··· The records ···

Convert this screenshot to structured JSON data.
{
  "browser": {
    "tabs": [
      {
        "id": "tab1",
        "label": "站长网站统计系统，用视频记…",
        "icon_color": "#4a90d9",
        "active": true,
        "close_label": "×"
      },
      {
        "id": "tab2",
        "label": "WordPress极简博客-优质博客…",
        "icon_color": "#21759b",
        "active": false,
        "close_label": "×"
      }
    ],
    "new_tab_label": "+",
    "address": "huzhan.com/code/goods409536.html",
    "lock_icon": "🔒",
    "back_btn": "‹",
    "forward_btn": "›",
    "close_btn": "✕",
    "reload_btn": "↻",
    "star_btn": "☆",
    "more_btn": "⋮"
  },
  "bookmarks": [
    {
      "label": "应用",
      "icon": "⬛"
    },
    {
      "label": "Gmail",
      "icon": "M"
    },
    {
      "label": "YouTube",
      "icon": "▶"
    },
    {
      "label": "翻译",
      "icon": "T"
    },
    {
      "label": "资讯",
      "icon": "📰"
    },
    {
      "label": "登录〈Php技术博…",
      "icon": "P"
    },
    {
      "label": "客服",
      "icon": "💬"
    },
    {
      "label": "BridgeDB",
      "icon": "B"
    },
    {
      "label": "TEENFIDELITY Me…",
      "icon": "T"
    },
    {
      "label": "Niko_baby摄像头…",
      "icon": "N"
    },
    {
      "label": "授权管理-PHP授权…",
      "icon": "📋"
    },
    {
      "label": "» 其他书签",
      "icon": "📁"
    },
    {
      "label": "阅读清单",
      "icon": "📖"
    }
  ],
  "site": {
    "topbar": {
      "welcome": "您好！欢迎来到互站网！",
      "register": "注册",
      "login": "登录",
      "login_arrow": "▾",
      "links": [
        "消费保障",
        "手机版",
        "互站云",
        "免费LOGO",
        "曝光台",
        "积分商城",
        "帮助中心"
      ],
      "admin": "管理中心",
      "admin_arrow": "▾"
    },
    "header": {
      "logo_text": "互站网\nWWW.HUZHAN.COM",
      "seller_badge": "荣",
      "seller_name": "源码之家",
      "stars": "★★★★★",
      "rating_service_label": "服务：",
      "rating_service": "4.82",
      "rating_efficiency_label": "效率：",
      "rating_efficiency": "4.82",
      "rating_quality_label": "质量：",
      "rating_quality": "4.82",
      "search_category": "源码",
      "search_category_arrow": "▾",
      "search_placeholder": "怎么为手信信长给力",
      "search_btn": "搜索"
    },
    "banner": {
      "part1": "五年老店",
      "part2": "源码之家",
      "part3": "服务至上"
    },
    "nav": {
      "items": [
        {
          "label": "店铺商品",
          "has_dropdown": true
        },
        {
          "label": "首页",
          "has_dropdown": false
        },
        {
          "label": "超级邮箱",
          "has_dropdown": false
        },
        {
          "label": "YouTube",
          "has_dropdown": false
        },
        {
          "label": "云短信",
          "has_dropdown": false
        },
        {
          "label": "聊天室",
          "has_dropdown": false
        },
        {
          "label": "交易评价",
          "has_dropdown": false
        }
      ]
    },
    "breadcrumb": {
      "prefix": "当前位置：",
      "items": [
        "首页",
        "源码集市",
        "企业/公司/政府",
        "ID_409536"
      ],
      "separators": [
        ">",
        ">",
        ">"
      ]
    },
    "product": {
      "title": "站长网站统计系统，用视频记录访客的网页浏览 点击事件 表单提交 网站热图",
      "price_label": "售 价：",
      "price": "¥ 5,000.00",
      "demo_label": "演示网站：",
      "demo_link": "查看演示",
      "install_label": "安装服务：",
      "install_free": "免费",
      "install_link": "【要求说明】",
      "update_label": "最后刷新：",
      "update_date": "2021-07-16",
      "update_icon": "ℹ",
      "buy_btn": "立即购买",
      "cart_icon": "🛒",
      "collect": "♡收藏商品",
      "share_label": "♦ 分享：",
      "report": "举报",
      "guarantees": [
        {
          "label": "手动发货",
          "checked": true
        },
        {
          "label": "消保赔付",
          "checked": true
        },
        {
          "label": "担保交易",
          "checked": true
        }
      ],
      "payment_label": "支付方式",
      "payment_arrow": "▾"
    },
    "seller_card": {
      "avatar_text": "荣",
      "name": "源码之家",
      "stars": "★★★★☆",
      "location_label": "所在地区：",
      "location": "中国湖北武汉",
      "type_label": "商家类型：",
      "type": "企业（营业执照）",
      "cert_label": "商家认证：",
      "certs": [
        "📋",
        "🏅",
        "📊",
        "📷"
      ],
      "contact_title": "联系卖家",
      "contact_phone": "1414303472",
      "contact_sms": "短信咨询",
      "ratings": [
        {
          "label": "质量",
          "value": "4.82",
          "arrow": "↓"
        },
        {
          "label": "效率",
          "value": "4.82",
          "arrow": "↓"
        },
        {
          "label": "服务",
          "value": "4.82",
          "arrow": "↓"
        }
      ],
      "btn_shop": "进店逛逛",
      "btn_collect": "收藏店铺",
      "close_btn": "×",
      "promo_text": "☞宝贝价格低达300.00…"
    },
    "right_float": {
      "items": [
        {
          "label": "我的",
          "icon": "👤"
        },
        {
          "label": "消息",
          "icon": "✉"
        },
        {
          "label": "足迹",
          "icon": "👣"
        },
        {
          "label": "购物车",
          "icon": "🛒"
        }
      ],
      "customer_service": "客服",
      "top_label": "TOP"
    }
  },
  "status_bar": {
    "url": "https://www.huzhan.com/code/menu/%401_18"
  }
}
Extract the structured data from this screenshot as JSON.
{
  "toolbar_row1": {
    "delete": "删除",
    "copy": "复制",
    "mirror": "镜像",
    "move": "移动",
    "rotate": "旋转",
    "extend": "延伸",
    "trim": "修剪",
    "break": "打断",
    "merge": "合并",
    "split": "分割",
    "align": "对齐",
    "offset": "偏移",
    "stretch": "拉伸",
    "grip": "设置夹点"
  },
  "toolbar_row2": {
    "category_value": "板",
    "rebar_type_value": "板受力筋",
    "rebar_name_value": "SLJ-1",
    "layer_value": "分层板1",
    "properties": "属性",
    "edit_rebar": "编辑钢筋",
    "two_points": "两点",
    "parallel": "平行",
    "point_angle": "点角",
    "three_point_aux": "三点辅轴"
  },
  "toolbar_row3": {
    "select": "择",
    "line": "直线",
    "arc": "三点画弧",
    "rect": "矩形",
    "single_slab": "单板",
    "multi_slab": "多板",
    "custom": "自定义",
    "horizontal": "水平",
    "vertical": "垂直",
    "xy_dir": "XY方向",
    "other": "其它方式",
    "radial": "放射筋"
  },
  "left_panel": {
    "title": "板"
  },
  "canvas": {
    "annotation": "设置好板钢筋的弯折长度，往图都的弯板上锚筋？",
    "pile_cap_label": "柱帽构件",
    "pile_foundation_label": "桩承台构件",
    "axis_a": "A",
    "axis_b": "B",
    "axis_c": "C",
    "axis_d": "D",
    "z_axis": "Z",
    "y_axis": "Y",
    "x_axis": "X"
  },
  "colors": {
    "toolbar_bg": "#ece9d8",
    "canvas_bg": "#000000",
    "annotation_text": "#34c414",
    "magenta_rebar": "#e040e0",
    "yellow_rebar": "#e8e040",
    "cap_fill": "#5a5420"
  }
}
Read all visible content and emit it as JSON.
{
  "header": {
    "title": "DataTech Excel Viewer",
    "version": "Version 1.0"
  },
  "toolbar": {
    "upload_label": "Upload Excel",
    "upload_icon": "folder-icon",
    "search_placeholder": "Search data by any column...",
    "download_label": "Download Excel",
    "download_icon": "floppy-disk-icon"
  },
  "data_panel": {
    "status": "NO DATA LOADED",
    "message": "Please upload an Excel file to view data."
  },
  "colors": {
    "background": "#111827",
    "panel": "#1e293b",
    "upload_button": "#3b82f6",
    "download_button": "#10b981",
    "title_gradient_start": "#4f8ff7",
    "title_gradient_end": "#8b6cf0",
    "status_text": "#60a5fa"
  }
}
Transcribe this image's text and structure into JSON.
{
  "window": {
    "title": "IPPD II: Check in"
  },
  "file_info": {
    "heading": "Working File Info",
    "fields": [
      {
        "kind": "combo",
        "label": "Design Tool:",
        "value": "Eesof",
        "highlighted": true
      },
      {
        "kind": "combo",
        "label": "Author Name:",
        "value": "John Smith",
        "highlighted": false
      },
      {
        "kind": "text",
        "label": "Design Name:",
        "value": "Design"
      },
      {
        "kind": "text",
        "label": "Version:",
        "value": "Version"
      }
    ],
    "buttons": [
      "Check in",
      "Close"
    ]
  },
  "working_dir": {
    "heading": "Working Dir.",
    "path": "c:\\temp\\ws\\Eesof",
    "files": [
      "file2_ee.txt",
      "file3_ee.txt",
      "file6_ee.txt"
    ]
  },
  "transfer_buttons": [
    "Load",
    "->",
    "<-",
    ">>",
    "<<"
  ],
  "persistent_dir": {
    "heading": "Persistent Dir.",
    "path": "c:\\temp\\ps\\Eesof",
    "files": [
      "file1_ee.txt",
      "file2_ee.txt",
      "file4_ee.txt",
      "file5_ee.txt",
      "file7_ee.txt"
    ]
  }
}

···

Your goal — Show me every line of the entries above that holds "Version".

Reply to the task —
    "version": "Version 1.0"
        "label": "Version:",
        "value": "Version"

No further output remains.